Stored in protective wrappers in our climate-controlled repositories, this 671 year old document – and its wax seals – should survive for many years to come.

Work Experience in the Conservation Studio at ERO

Hello readers!

My name is Jillian and I am currently studying on the Masters program in Paper Conservation at Camberwell College. In order to gain more experience and improve my technical skills, I have been undertaking work experience at the ERO, one day a week since July 2011.

Hard at work in the Conservation Studio

During this time I have undertaken a wide variety of projects, from repairing mould-damaged documents, badly damaged photographic material, and architectural drawings, to cleaning parchment and wax seals, and more recently carrying out a large scale map lining using the map wall.

Cleaning a seal

 The photographic project in particular was very interesting as my background is in photography. The photograph in question was torn into several pieces, had missing areas, and had areas of the gelatin emulsion that were folded back on themselves. Treatment for this object included humidification and flattening, stretch lining, infill repairs, gelatin consolidation, and finally housing.

The badly damaged photograph before conservation work

The photograph during the humidification process

The photograph after conservation work was completed

All of the projects I have undertaken so far have helped my technical ability and confidence grow immensely.
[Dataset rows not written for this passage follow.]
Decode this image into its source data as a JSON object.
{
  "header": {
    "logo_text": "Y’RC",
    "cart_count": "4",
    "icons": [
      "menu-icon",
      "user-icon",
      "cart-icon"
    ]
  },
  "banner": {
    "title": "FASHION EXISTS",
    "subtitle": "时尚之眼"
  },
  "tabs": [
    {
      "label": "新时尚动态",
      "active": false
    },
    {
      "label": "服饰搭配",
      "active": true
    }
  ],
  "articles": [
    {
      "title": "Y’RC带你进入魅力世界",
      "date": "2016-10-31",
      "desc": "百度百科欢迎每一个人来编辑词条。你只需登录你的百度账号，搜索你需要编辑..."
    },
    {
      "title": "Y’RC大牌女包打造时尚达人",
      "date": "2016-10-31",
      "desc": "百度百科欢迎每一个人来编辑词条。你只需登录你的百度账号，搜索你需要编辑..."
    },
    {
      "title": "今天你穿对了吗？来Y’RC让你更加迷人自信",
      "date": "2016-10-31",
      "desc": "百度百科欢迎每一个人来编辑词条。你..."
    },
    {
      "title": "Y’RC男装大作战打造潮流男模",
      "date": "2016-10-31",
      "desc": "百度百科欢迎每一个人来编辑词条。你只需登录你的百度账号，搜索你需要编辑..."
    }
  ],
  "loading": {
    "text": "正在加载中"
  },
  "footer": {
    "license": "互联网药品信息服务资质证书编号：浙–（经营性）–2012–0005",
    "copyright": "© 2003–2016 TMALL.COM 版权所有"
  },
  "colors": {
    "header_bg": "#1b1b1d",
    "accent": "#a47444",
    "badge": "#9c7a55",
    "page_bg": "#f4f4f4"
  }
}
I have also now experienced first hand specific techniques and treatments that I had previously read or heard about, but had not necessarily been able to carry out at University.

Work experience at the ERO has been, and continues to be, immensely useful and worthwhile, and ERO conservators Tony and Diane, continue to be fantastic in sharing their expertise, and providing advice and support.
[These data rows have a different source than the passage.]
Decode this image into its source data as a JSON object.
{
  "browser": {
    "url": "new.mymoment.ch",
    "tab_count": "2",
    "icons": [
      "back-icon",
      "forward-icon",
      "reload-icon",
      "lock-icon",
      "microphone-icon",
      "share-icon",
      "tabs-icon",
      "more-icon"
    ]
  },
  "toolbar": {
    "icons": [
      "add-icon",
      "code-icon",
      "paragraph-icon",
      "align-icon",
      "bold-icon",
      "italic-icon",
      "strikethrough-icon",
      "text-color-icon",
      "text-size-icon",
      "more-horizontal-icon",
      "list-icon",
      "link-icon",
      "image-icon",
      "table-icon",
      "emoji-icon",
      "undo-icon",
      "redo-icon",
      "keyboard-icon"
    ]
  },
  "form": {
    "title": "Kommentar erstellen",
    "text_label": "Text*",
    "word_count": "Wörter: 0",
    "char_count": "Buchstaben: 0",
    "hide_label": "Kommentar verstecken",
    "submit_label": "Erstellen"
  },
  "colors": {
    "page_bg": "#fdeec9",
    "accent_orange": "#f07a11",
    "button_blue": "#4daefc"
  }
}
If you are interested in finding out more about some of the projects and work I have undertaken, please feel free to have a look at my website.
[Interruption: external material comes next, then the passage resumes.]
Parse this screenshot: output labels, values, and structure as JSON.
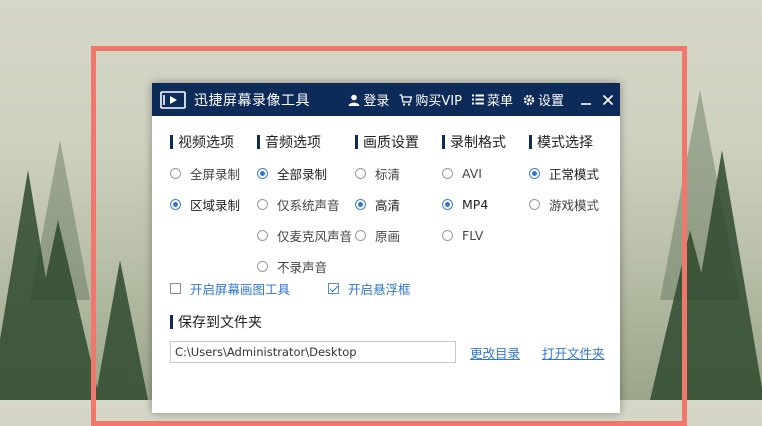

http://www.jilliangregory.co.uk/

Conservation project: conserving the Takeley deeds

Conservation is a vital part of our work at ERO. Our conservators work to protect and conserve documents, to ensure their survival for years to come.

One recent project has conserved a collection of 42 early medieval deeds relating to the manor of Colchester Hall in Takeley (document references D/DRu T1/1-42). These deeds are special for many reasons; they all date to before 1250, many have intact seals, and notes made in Arabic numerals on the back of the deeds are an early example of the use of this numbering system in England.

In the last line of this note, it is possible to make out an 8 and a 3 – an early example of the use of Arabic numerals in England. The 4 is from a later cataloguing system.

Unusually for such early deeds, over half still have their original seals attached, and the cleaning has made it possible to pick out detail on the seals which had been lost beneath accumulated dirt.

One of the seals half-way through the cleaning process

Tears in the parchment have been repaired using patches of goldbeater’s skin (a membrane made from calves intestine), applied with a gelatine adhesive. The patches are applied with a tissue backing, which is then removed, leaving an invisible repair.

Removing the tissue backing from a parchment repair

The deeds were stored in cramped and damaging conditions, folded up in acidic envelopes, and even in an old manicure set box. The deeds have now been stored flat, with each being treated to its own custom-made board. 

A deed in its former storage, folded up in an acidic envelope. Left for long enough the acid in the paper would damage the deed.

 

A deed in its former storage in an old manicure set box

The newly-conserved deeds are on display for the next three months in our brand-new cases in the Searchroom.

The conservation project was possible thanks to the Newton Bequest, made by Ken Newton, former County Archivist and medieval historian, and his wife Mildred.